Lift every line from the entries that includes the word "const".

── DATA PROVIDED ──

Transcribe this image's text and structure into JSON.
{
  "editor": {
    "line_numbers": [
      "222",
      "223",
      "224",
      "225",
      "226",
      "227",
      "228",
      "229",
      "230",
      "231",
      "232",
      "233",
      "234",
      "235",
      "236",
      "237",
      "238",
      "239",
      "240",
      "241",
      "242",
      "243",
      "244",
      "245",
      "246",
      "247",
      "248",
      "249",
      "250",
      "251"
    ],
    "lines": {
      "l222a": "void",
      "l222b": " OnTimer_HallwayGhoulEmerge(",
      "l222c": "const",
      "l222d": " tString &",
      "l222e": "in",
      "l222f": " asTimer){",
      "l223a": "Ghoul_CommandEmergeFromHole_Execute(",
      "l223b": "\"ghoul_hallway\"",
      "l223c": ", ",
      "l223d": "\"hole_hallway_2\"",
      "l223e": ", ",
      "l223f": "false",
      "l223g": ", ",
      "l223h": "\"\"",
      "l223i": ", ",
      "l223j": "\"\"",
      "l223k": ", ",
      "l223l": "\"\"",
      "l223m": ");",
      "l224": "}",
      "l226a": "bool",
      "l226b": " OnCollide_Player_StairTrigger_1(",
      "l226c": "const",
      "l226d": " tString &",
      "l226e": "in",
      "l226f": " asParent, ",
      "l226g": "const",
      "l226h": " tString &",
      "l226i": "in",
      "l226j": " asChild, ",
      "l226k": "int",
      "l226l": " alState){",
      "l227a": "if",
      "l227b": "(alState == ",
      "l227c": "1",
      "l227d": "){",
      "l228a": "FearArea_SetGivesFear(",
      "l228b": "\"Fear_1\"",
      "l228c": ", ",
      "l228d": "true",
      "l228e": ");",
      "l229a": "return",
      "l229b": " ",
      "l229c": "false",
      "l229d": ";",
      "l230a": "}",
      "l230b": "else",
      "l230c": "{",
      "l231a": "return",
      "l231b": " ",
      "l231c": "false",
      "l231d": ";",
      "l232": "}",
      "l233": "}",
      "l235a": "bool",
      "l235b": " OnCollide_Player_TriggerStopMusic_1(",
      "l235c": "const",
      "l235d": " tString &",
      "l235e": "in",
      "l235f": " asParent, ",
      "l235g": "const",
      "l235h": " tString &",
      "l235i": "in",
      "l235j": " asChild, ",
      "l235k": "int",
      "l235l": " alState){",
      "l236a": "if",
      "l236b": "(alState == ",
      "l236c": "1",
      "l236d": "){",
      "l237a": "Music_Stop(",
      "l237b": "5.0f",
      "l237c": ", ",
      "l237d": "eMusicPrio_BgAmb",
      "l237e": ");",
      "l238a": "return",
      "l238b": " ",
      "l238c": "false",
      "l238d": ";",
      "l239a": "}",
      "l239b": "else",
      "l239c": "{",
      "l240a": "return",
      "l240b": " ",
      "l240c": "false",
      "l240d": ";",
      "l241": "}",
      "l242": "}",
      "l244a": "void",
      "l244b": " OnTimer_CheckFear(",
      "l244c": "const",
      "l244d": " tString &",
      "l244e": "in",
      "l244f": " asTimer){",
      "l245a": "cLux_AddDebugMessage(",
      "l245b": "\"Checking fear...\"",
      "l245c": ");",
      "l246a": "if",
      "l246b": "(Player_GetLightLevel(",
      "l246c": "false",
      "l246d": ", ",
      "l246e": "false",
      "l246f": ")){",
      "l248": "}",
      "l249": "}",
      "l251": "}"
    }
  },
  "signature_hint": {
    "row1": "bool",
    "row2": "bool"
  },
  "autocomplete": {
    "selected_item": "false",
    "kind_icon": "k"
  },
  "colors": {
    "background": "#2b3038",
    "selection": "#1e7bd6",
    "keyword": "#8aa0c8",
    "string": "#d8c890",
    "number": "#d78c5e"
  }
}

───

* **WRITTEN SOLUTION**:
      "l222c": "const",
      "l226c": "const",
      "l226g": "const",
      "l235c": "const",
      "l235g": "const",
      "l244c": "const",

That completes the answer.